Correct in every way that truly matters, the 234th Annual We’re Right Awards continue apace.
- We described the game as a Masterclass in the podcast for We’re Right, a holistic philosophy of design whose purpose is to instruct others. By all accounts, “Mariobilia” should be utterly exhausted as a conceptual space. In the hands of another, it would be ash-grey muck by now. A dead ball of interstellar slime in search of some heretofore unknown “second death.” Not here. Occasionally, you may even feel the urge to set the controller down on the couch, nod, and digest before plunging back in. I especially enjoyed Quarter To Three’s series of playthrough articles, and I present them here in the hope that they may be of use.

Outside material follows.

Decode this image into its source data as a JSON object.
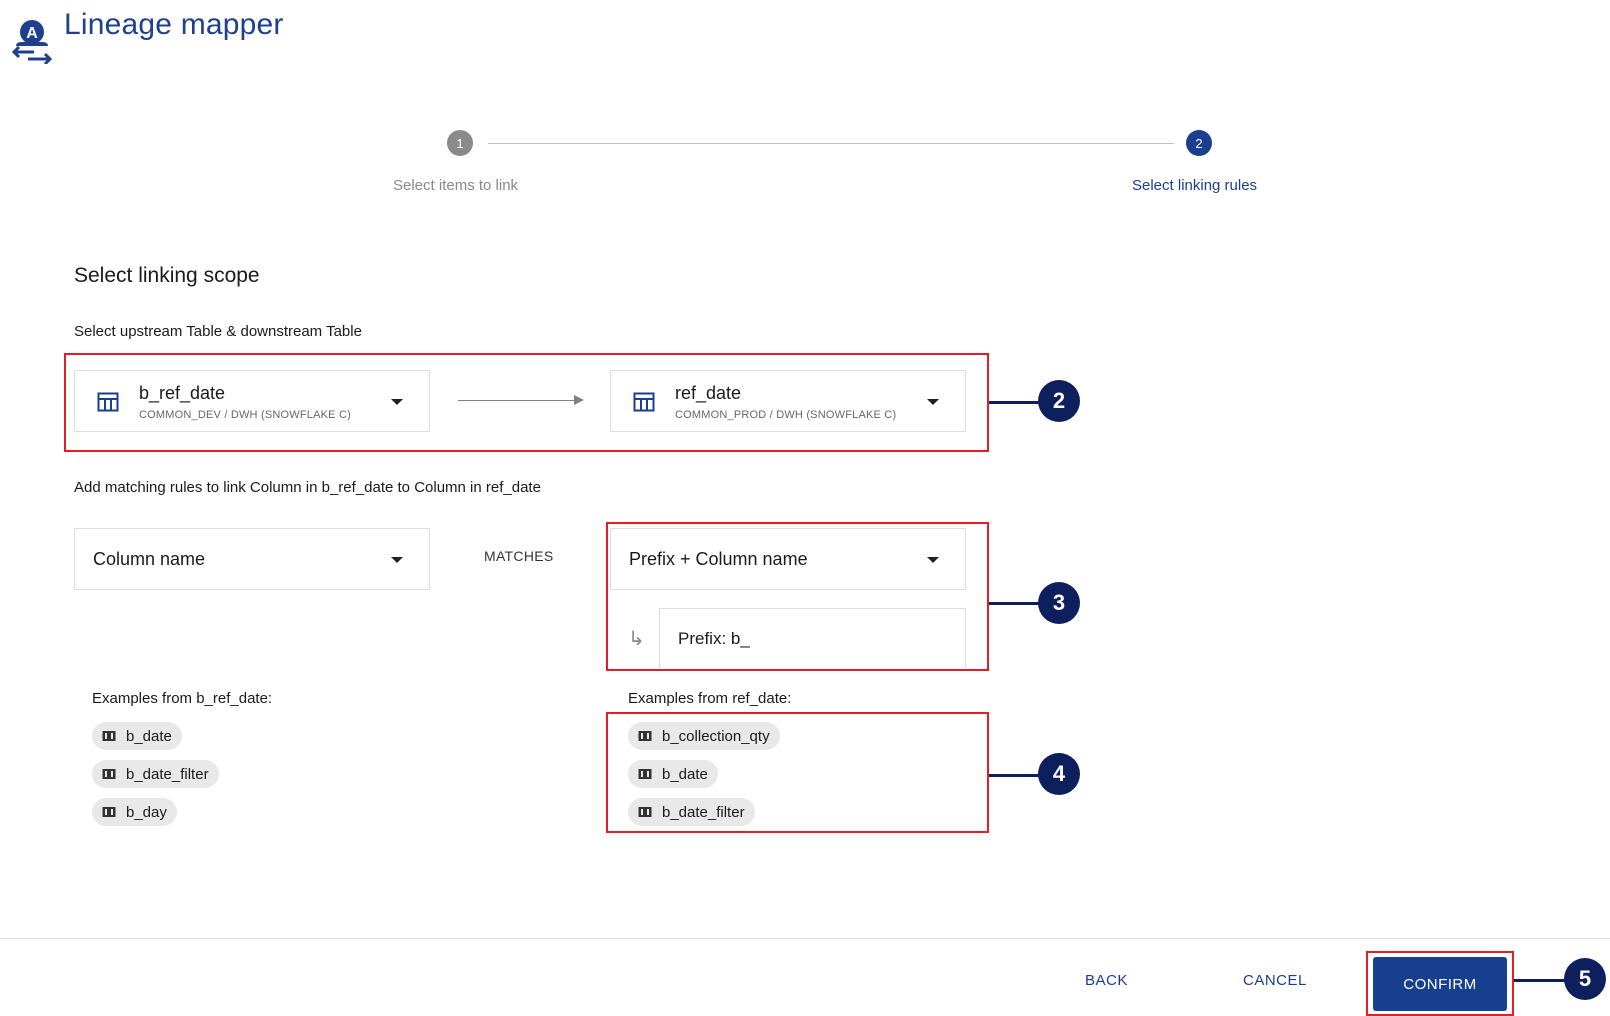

- Brothers: A Tale of Two Sons isn’t fucking around, even when it looks like it’s fucking around. Some games are short, and some games are dense. Right? And Brothers is “short” because it is always moving. It earns rest, on more than one occasion, but doesn’t take it. It has plenty of laudable characteristics, I could laud the shit out of them, but I think a lot of crews would have had this idea and made it cooperative. And I would have lauded that. I have a weakness for the form. And yet, it wouldn’t have been right. You feel the fraternal relationship of Brothers because you, as the player are the fraternal relationship. What this means is… you know what, I’m not going to say what it means. If you haven’t played it, you’re a fundamentally immoral person. Generally speaking, though, we call this level of foresight coupled with execution “genius.”
- So you can see here with the last two - or first two, we argued about the nomenclature - the ironic veneer has burned up in reentry. I really don’t know what else to tell you about The Last Of Us that didn’t already churn in the din that accompanied it, other than to say that I think Naughty Dog has struck a vein here that warrants investigation. Not necessarily in the franchise way, though I have no doubt in my mind that there exists within the mind of that company a host of worthy stories to tell there. What I mean is that it doesn’t really offer ironic protection to the player. This is not an adolescent game, and I mean that in all three ways. Its themes are not adolescent themes. It is not the product of an adolescent mind, nor is it the product of an adolescent industry. And it’s not even done; it’s not even done.